Damian M Herz 1 , 2 , Huiling Tan 1 , 2 , John-Stuart Brittain 1 , 2 , Petra Fischer 1 , 2 , Binith Cheeran 2 , Alexander L Green 2 , James FitzGerald 2 , Tipu Z Aziz 2 , Keyoumars Ashkan 3 , Simon Little 4 , Thomas Foltynie 4 , Patricia Limousin 4 , Ludvic Zrinzo 4 , Rafal Bogacz 1 , 2 , Peter Brown 1 , 2 , *
31 January 2017
Optimal decision-making requires balancing fast but error-prone and more accurate but slower decisions through adjustments of decision thresholds. Here, we demonstrate two distinct correlates of such speed-accuracy adjustments by recording subthalamic nucleus (STN) activity and electroencephalography in 11 Parkinson’s disease patients during a perceptual decision-making task; STN low-frequency oscillatory (LFO) activity (2–8 Hz), coupled to activity at prefrontal electrode Fz, and STN beta activity (13–30 Hz) coupled to electrodes C3/C4 close to motor cortex. These two correlates differed not only in their cortical topography and spectral characteristics but also in the relative timing of recruitment and in their precise relationship with decision thresholds. Increases of STN LFO power preceding the response predicted increased thresholds only after accuracy instructions, while cue-induced reductions of STN beta power decreased thresholds irrespective of instructions. These findings indicate that distinct neural mechanisms determine whether a decision will be made in haste or with caution.

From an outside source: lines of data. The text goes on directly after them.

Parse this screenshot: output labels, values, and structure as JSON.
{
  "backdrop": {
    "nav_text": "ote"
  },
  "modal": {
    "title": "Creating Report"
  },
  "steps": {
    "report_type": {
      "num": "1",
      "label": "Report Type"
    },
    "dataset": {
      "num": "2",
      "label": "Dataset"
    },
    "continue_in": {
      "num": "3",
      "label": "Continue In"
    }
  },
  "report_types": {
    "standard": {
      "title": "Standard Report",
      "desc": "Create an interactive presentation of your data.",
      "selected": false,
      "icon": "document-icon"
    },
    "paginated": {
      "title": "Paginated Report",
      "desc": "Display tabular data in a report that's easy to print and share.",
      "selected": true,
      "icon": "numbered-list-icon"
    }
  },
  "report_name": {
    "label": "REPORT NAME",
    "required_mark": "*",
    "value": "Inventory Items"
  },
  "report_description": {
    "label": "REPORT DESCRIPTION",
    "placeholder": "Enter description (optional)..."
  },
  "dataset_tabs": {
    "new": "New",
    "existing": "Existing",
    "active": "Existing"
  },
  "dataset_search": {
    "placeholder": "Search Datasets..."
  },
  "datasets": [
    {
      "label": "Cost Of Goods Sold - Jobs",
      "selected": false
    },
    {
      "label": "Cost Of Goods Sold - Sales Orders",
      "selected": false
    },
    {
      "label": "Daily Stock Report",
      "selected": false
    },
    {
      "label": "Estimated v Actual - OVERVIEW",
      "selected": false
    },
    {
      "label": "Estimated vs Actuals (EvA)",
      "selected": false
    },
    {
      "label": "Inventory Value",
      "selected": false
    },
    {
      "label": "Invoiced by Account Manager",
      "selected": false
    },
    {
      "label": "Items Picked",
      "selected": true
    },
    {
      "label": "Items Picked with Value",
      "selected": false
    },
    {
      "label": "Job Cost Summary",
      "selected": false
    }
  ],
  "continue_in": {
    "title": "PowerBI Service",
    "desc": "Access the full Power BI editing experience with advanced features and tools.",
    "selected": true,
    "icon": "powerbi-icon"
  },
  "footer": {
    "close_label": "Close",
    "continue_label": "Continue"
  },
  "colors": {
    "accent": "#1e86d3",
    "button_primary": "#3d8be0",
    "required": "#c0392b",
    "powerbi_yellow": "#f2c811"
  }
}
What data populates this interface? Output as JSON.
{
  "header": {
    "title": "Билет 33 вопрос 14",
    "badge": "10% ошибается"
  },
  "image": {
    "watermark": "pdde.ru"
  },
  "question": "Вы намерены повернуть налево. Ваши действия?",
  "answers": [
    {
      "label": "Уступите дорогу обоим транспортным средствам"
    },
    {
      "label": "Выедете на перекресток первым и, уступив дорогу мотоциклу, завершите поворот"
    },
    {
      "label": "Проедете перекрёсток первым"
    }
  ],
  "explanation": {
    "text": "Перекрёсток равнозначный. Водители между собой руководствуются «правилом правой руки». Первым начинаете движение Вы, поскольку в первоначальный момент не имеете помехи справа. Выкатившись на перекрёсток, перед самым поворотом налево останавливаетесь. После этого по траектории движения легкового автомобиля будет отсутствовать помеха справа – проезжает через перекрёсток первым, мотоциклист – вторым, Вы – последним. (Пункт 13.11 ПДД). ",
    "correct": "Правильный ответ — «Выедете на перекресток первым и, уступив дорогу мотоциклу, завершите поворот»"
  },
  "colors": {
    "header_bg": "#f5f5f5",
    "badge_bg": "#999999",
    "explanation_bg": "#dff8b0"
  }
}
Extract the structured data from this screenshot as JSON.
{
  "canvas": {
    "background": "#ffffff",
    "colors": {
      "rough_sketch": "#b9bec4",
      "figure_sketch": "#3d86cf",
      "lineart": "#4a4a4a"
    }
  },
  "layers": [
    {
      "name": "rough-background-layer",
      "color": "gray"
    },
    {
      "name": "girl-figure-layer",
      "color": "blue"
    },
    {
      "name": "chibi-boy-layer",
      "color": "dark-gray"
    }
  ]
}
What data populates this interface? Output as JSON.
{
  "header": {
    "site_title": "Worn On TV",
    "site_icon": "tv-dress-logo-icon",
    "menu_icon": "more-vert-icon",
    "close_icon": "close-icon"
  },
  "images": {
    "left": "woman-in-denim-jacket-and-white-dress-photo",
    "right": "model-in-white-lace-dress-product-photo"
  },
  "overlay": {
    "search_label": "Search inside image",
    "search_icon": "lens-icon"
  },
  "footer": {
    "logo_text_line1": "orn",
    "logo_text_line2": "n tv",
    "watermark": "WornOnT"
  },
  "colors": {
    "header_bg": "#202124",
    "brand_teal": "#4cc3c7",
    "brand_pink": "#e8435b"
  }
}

In everyday decisions, we have to balance how quickly we need to make a decision with how accurate we want our decision to be. For example, if you plan your next holiday you might want to make sure that you pick the best destination without caring too much about the time it takes to arrive at that decision. On the other hand, in your lunch break you might want to quickly choose between the different meals on the menu to make sure you are back at work on time, even though you might overlook a dish that you would have preferred. This effect – that decisions we make in haste are more likely to be suboptimal than slower, more deliberate decisions – is known as the speed-accuracy trade-off.
One theory suggests that the activity of a brain area termed the subthalamic nucleus reflects whether people will prioritize speed or accuracy during decision-making. This area is seated deep inside the brain, meaning that it is normally difficult to record its activity.
Herz et al. have now recorded the activity of the subthalamic nucleus in individuals with Parkinson’s disease who underwent brain surgery as part of their treatment. When these individuals switched between fast and cautious decision-making, the activity in the subthalamic nucleus changed, as did its relationship with the activity seen in other brain areas. Furthermore, these activity changes predicted how much information participants acquired before committing to a choice.
Deep brain stimulation of the subthalamic nucleus is now a standard treatment for Parkinson’s disease. It will be important to assess whether this treatment affects the changes in subthalamic activity that are related to decision-making, and whether this affects whether an individual is more likely to make fast or accurate decisions.